Stop crying about the iPad naming conventions

The 3rd generation iPad does not have a new name, but neither does the new MacBook Pro, the Apple TV, or the iMac – go home and cry about it. So called "experts" have been weighing in so heavily over the past 24 hours over the "mistake" made by those responsible for naming the newest iPad that you'd think they were stock owners in the company, all of this saying only one thing to your humble narrator: they're mad that they can't pigeonhole the product as easily as they could before. What I'm contending here is that not only does it make perfect sense that Apple cut out the numbering system from the newest model iPad in this generation, they should have done it right from the start.

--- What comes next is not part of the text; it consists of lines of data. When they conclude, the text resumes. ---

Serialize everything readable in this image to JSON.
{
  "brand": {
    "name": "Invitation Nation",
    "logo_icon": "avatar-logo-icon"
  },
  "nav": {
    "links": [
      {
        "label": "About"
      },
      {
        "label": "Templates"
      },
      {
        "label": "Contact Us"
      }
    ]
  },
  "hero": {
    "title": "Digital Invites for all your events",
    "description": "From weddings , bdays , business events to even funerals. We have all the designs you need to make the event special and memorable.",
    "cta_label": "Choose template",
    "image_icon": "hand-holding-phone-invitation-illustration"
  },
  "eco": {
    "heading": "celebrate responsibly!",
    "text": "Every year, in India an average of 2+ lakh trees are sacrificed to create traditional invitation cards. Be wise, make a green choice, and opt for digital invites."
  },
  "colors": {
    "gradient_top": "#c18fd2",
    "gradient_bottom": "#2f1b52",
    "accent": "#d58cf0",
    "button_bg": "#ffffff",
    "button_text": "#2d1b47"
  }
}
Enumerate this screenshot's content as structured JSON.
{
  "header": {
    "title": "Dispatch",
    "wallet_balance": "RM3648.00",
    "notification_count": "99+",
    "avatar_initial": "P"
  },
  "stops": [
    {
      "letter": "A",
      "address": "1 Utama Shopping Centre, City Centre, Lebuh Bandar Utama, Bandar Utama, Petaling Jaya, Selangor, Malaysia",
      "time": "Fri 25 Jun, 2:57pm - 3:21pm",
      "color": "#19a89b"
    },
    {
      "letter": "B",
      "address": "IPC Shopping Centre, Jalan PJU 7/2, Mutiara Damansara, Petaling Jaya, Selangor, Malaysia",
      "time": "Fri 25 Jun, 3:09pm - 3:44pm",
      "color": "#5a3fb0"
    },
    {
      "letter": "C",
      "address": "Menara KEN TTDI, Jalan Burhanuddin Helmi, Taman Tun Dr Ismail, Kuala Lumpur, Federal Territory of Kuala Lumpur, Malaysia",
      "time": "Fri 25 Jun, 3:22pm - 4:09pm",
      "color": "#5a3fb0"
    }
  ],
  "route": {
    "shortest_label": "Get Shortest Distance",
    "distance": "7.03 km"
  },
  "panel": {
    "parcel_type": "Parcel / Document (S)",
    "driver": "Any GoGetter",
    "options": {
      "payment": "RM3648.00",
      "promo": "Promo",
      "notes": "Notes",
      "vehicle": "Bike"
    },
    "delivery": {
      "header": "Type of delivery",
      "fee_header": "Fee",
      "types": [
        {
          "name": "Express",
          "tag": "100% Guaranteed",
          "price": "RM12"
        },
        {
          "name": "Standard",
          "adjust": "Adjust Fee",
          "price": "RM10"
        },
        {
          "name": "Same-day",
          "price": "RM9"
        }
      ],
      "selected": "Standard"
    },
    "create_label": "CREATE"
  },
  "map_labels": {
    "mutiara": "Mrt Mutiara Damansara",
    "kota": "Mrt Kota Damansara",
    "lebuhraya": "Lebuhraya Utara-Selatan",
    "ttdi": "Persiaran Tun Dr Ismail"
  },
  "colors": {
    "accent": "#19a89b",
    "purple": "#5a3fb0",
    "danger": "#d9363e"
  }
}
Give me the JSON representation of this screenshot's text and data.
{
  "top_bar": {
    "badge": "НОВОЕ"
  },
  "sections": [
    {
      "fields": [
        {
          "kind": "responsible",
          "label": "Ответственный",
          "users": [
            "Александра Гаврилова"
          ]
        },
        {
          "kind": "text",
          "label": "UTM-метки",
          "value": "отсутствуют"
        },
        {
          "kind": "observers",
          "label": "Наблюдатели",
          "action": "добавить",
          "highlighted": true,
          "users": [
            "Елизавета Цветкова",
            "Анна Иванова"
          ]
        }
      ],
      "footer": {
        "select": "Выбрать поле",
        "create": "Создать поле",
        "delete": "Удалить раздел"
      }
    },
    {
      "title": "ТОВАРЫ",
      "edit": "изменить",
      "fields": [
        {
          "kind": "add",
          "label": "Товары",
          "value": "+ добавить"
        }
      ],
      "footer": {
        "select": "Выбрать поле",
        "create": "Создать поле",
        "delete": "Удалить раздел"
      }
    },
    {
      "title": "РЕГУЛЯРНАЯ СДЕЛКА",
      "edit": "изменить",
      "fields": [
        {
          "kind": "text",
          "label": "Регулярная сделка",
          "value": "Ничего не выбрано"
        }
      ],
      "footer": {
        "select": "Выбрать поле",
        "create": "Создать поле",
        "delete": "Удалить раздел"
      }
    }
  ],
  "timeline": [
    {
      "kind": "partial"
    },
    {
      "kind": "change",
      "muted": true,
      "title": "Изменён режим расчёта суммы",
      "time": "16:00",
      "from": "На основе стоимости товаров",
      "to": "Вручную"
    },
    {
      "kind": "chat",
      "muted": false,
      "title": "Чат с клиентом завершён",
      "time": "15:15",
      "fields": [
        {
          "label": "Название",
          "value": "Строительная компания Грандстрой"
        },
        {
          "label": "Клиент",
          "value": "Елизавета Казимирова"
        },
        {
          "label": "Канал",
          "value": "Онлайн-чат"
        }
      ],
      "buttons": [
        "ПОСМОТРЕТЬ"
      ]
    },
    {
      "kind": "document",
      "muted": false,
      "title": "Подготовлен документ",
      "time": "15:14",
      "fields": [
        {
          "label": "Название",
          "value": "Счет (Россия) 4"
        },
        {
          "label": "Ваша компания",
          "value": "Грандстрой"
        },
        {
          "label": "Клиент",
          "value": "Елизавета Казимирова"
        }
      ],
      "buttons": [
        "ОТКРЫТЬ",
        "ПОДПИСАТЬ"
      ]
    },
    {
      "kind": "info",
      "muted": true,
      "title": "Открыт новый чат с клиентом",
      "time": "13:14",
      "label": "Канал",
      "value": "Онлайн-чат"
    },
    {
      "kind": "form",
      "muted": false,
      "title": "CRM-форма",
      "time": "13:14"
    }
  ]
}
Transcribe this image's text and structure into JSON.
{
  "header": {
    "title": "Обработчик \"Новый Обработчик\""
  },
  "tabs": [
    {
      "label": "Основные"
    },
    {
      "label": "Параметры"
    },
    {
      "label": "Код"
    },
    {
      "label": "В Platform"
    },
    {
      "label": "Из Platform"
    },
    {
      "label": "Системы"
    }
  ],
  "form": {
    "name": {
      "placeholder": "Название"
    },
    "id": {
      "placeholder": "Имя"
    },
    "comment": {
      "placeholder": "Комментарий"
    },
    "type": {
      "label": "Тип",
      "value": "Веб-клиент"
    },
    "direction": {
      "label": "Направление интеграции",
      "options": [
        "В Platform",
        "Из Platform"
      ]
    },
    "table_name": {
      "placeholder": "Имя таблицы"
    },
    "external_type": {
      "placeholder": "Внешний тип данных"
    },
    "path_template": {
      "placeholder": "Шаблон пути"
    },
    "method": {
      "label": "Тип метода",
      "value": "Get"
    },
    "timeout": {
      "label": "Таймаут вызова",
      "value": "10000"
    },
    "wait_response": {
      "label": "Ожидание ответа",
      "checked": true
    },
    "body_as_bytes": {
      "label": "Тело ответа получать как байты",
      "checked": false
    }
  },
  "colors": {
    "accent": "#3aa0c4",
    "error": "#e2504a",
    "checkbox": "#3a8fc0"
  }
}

The contention is this: without a new name, this device is not a new product. Apple, on the other hand, is laughing this off with what Apple's senior vice president of world-wide marketing Phil Schiller said was WSJ: "because we don't want to be predictable." Apple is absolutely predictable in its ability to keep the crowds loyal to their brand, and that's just what they're doing with the new iPad.

Each time an upgrade to an application is released, it gets a number simply to allow users to see which version they've got running on their devices. When a new iPad comes out, people do not need to know which version of the iPad they are currently on. It does not matter one bit. You have the device in your hands and will choose to purchase the new model if you want to upgrade or you will go to the store and purchase whichever model iPad Apple currently has on hand.

This is not unlike what every other company does in this mobile revolution we're having. If you go to Verizon today and try to purchase an LG smartphone running Android, the two models they're currently selling will either be on hand, or the one newest model will be out for display. There's no reason to have the name in place when you're right there in the store – the device is right in front of you.

Apple is embracing the next generation of brand power. Here in my place of residence there are two relatively giant cities right next to one another: the Twin Cities – aka Minneapolis and Saint Paul. These cities currently have a collection of iPad 2 billboards up – they were up for the week before this new iPad announcement, and I guarantee you they'll be up for at least another week afterwards. The important thing here isn't that the billboards have a 2 in them, the important thing is that there's an iPad – you see the iPad, you know it's an iPad, and you want it.

That's the key right there: you see the iPad, you know it's the iPad, you want and buy it. Apple has the entire world understanding that they have a product called the iPad, one so omnipotent that it does not need to differentiate between generations. This is no different from their laptop lines, their smart TV device, and their towers – expect the same thing for the next iPhone as well. There is only one.